We had come to buy new hiking boots. Over the weekend, I thought it would be a good idea to try on my old hiking boots just to make sure that they still fit. I would be wearing these boots for hours and hours, over many miles, for several days, they needed to be comfortable and fit correctly.
I wasn’t surprised to find the boots were tight and uncomfortable. I had purchased them back when my feet were a size and half smaller (my feet have grown 1/2 inch with each of my pregnancies.) My poor, old boots had been neglected for many years. The closest they had come to gracing my feet was their placement besides my well-worn, favorite pair of sneakers. Part of me was glad and excited at the prospect of purchasing new boots but another part of me knew that buying hiking boots was not as easy as buying a pair of flip-flops. There were many different brands, different styles for different terrains, and an added expense to consider.
The kids and I found the shoe section and met a very nice saleswoman named, Helen. A soft-spoken woman in her early sixties, Helen became my BSF (best store friend.) I confessed that I had no clue what I was doing or what I needed. Helen chuckled and smiled confidently. She gave me hope that everything was going to work out and she was going to lead me to the right boot. At the shoe display, she talked about styles, terrains, leather verses fabric, toe-boxes and ankle support. All this information seemed foreign and overwhelming to me and I found myself paying attention to only two things-the two things I could understand- the cost and the look of the boot.
After some consultation, Helen went off to find some boots for me to try on. She soon returned carrying three boxes and a pair of socks.

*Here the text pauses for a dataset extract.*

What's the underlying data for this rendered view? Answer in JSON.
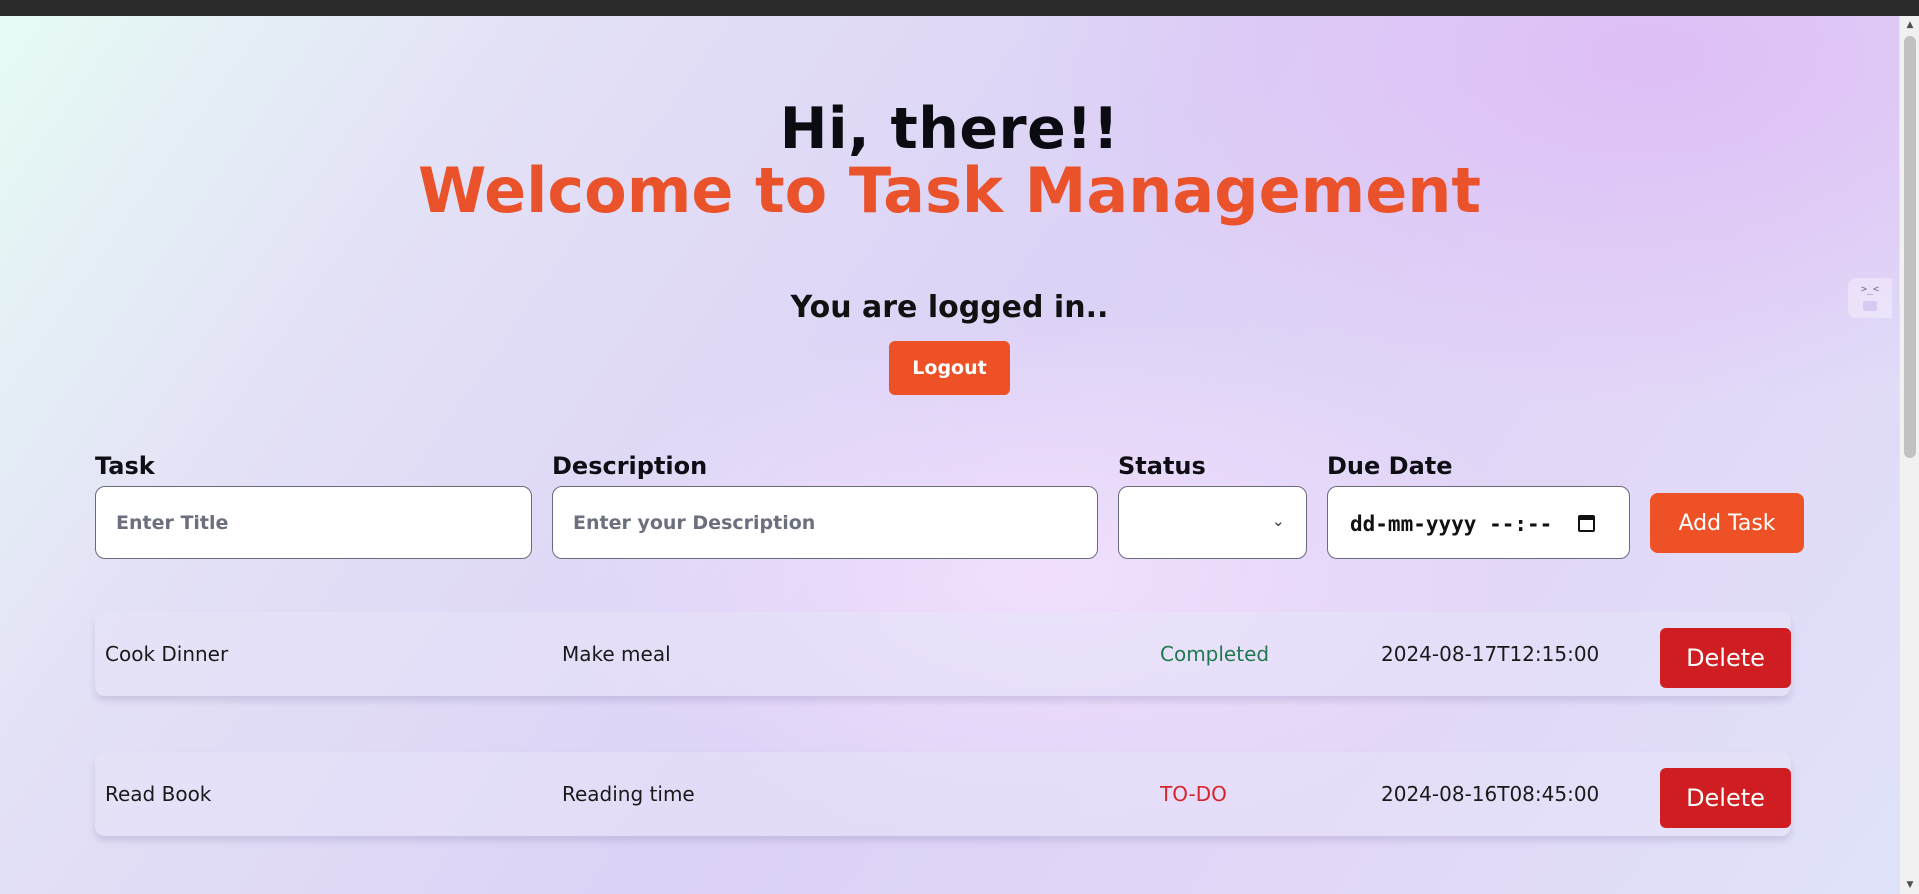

She put the boxes down and handed me the “clean” pair of socks. This was going to stretch me. Everyone has their issues. I had some doubts about the cleanliness of those socks. They did not seem like the disposable Peds that come in the unmarked, white box found in most shoe departments. No wrappers to indicate that they were new. No “SAMPLE” stamped on the sock. I could not help but wonder whose feet had been in them or if they had been washed. I looked at the socks and I looked over at my kids who were getting more restless by the minute. This needed to get done and we needed to get out of here. I pushed aside my hesitation and slipped the socks on my feet. Desperate times call for desperate measures.
Helen schooled me on the criteria of a good fitting boot: 1.) No cramped toes. You have to be able to wiggle and move them. 2.) Tap the front of your boot to the floor. Your index finger should fit behind your heel. 3.) Walk on the “mountain.” Your foot should not slip and toes should not touch the front of the boot.
The very first pair of boots I tried on met all three criteria. They were in the right price range, not as bright as I would have liked, but still pretty. I tried on two other pairs just to be sure but I still liked the first ones the best. There was no time for doubts or second guesses. I looked at Helen and told her I would take them. Helen was happy to have a sale! I was happy to have come to a decision! The kids were happy to be heading to the door! It was a win for everyone!
With the hiking shoes purchased, we walked past the ice axe handles and into the fresh air. The first major item checked off my hiking list. The shopping trip had stretched me out of my comfort zone and I had learned something new in the process. I was one step closer to the mountains and happy to know that my new boots would keep my feet comfortable, dry and firmly on the ground.